was no immediate danger to his life because that is not a situation of 
pikuach nefesh which justifies violating Shabbos.  And in fact, the army
*did* apologize for the incident - I just wonder what would have happened
had one of the soldiers refused to obey.

Rabbi Broyde:
Let me try to summarize again, because I think I now understand.
 Your position is that when a person sets out to do something in 
clear violation of shabbat that might lead to a danger to life, but that 
person is not now in danger, we cannot NOW violate shabbat either to stop 
the danger or to insure that we be there when the danger strikes.

Carl Sherer:
Yes, that is a fair summary of my position.

Rabbi Broyde:
 If that is your  assertion, I now understand it and can refer you 
to the literature on it which is fully summarized in hatzavah Kehalacha
on pages 201-203, with different positions given.
	I wrote to a friend of mine in Israel who tells me electronically 
that Rav Elyashiv's posture on the tinok shenishba issue is that the 
matter is a safek badin in his opinion and one should be machmir for all 
the sefakot.  (How exactly this plays out is most fascinating.  For 
example, hatzvah kehalacha cites Rav Elyashiv as allowing chillul shabbat 
to save anyone; I assume safek pekuach nephesh lekula), but does not 
allow advance pikuach nephesh to save these people, (as my guess is that 
it is a balance between a vaday issur and a safek mitzvah.)

-- Carl Sherer
	Adina and Carl Sherer
		You can reach us both at:


From: Micah Gersten <gersten@...>
Date: Tue, 8 Aug 1995 21:35:13 -0700 (PDT)
Subject: Saving a Mechalel Shabbos

> 1. There is a general question about being Mechalel Shabbat for someone
> who is mechalel Shabbat and thus "gets him/her self into trouble".  This
> is a rather interesting halachic question (that I believe Rabbi Broyde
> has commented upon in the past) and should not be raised as such an
> obvious "given" -- although it may very well be that there is an
> obligation for us to be mechalel Shabbat even when people deliberately
> put themselves into Sfek Pikuach Nefesh situations by gratutitous
> Chillul Shabbat.
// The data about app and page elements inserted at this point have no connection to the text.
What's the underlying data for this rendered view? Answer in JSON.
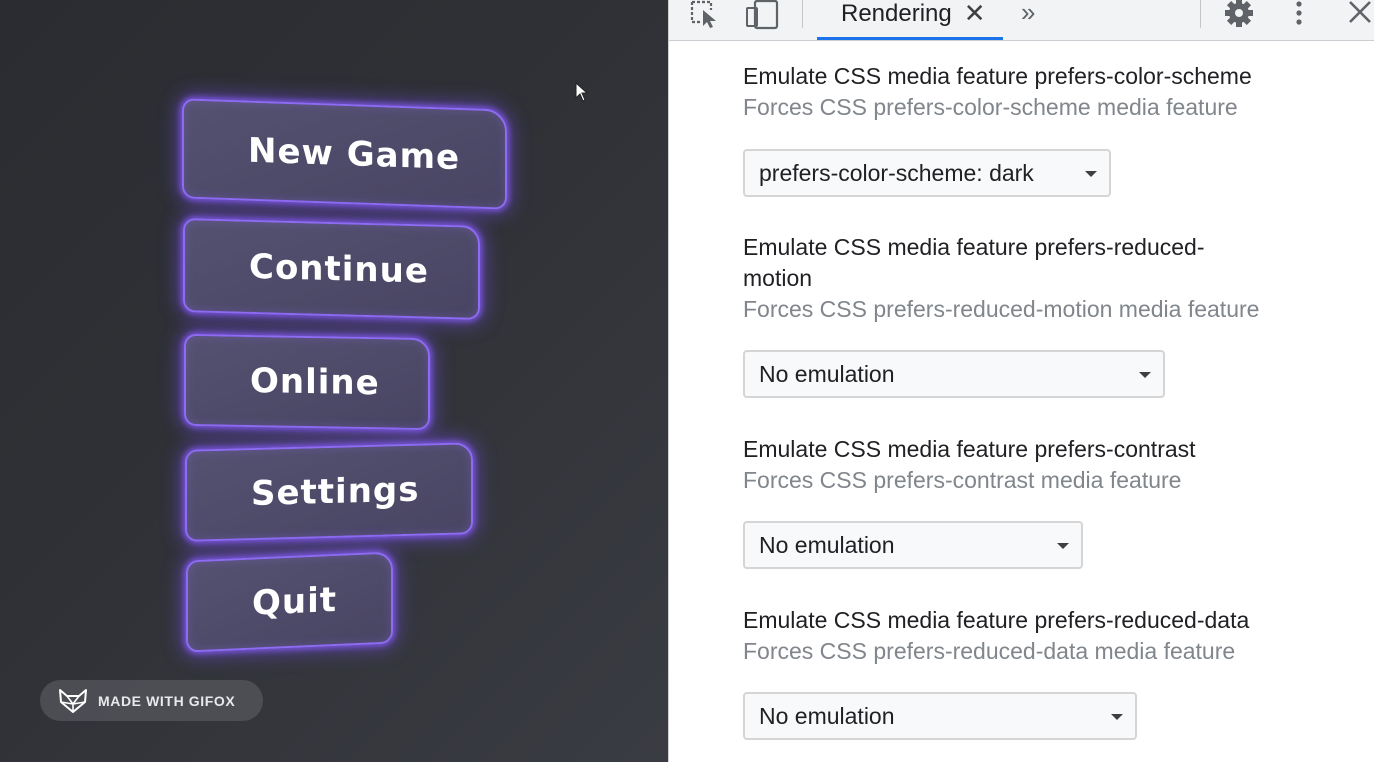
{
  "game": {
    "menu": {
      "new_game": "New Game",
      "continue": "Continue",
      "online": "Online",
      "settings": "Settings",
      "quit": "Quit"
    },
    "watermark": "MADE WITH GIFOX",
    "accent_color": "#8d6bf2"
  },
  "devtools": {
    "toolbar": {
      "inspect_icon": "inspect-element-icon",
      "device_icon": "device-toolbar-icon",
      "active_tab": "Rendering",
      "tab_close": "✕",
      "more_tabs": "»",
      "settings_icon": "gear-icon",
      "menu_icon": "kebab-menu-icon",
      "close": "✕"
    },
    "sections": [
      {
        "title": "Emulate CSS media feature prefers-color-scheme",
        "description": "Forces CSS prefers-color-scheme media feature",
        "selected": "prefers-color-scheme: dark"
      },
      {
        "title_line1": "Emulate CSS media feature prefers-reduced-",
        "title_line2": "motion",
        "description": "Forces CSS prefers-reduced-motion media feature",
        "selected": "No emulation"
      },
      {
        "title": "Emulate CSS media feature prefers-contrast",
        "description": "Forces CSS prefers-contrast media feature",
        "selected": "No emulation"
      },
      {
        "title": "Emulate CSS media feature prefers-reduced-data",
        "description": "Forces CSS prefers-reduced-data media feature",
        "selected": "No emulation"
      }
    ],
    "active_tab_color": "#1a73e8"
  }
}
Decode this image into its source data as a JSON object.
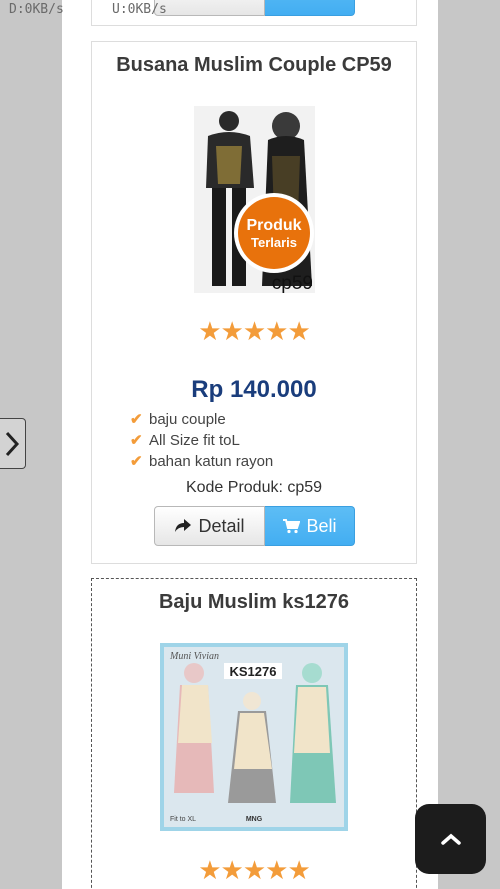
{
  "status_bar": {
    "down": "D:0KB/s",
    "up": "U:0KB/s"
  },
  "products": [
    {
      "title": "Busana Muslim Couple CP59",
      "badge_line1": "Produk",
      "badge_line2": "Terlaris",
      "image_code": "cp59",
      "rating": "★★★★★",
      "price": "Rp 140.000",
      "features": [
        "baju couple",
        "All Size fit toL",
        "bahan katun rayon"
      ],
      "code": "Kode Produk: cp59",
      "detail_label": "Detail",
      "buy_label": "Beli"
    },
    {
      "title": "Baju Muslim ks1276",
      "image_code": "KS1276",
      "image_brand": "Muni Vivian",
      "image_size": "Fit to XL",
      "image_logo": "MNG",
      "rating": "★★★★★"
    }
  ],
  "colors": {
    "price": "#1a3d7c",
    "star": "#f39c3a",
    "buy": "#43aef2",
    "badge": "#e8720c"
  },
  "icons": {
    "side": "chevron-right-icon",
    "top": "chevron-up-icon",
    "detail": "share-arrow-icon",
    "buy": "cart-icon",
    "check": "check-icon"
  }
}
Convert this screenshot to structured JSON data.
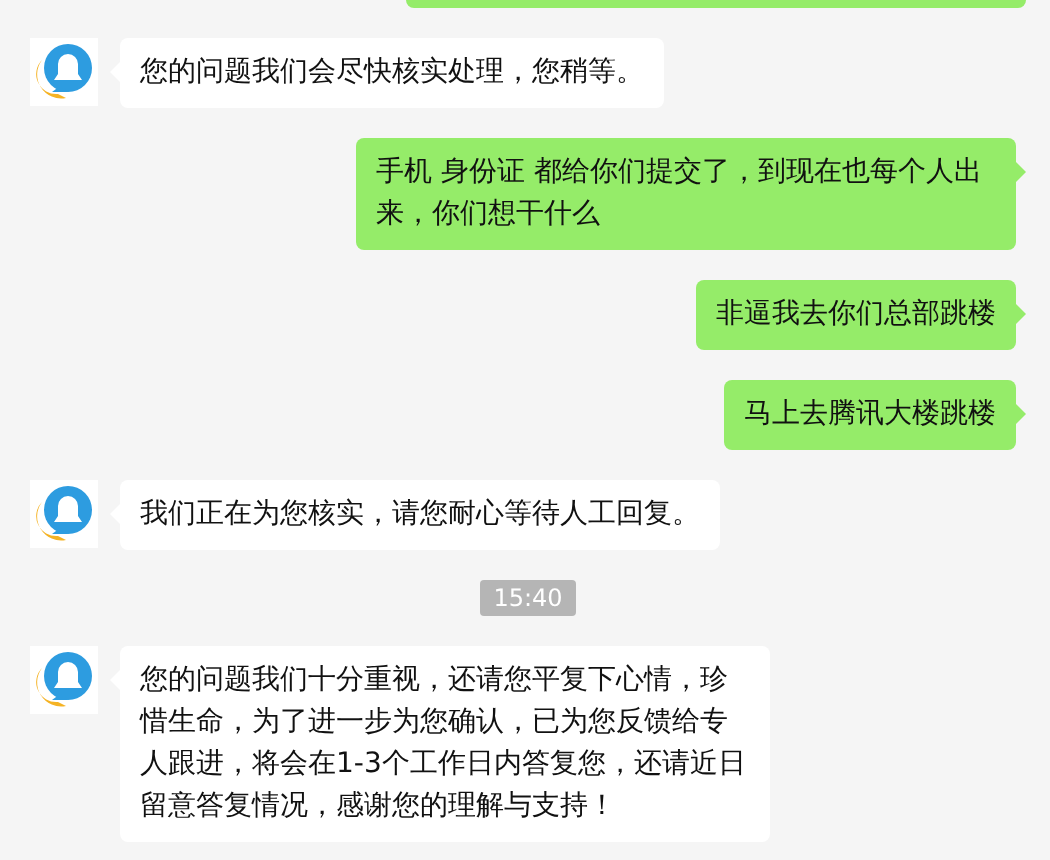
{
  "messages": [
    {
      "kind": "partial",
      "sent": true
    },
    {
      "kind": "text",
      "sent": false,
      "text": "您的问题我们会尽快核实处理，您稍等。"
    },
    {
      "kind": "text",
      "sent": true,
      "text": "手机 身份证 都给你们提交了，到现在也每个人出来，你们想干什么"
    },
    {
      "kind": "text",
      "sent": true,
      "text": "非逼我去你们总部跳楼"
    },
    {
      "kind": "text",
      "sent": true,
      "text": "马上去腾讯大楼跳楼"
    },
    {
      "kind": "text",
      "sent": false,
      "text": "我们正在为您核实，请您耐心等待人工回复。"
    },
    {
      "kind": "time",
      "text": "15:40"
    },
    {
      "kind": "text",
      "sent": false,
      "text": "您的问题我们十分重视，还请您平复下心情，珍惜生命，为了进一步为您确认，已为您反馈给专人跟进，将会在1-3个工作日内答复您，还请近日留意答复情况，感谢您的理解与支持！"
    }
  ]
}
I was attending shul one morning and the question was brought up that 
should you break shabbos to extend to life of someone that will die very 
soon even if you extend it just a few minutes?  The answer given by the 
Rabbi, Rabbi Wyne, was that even for a few minutes you still break 
shabbos to extend that person's life.  So, it would make sense that you 
would save somebody in the above situation as well.
Also, another reason is that most of the time, the reason you break 
shabbos to save someone is so that they can they can keep another 
shabbos.  So, you hope that the Mechallel Shabbos will do T'shuvah and 
keep another shabbos.
Micah Gersten


End of Volume 20 Issue 94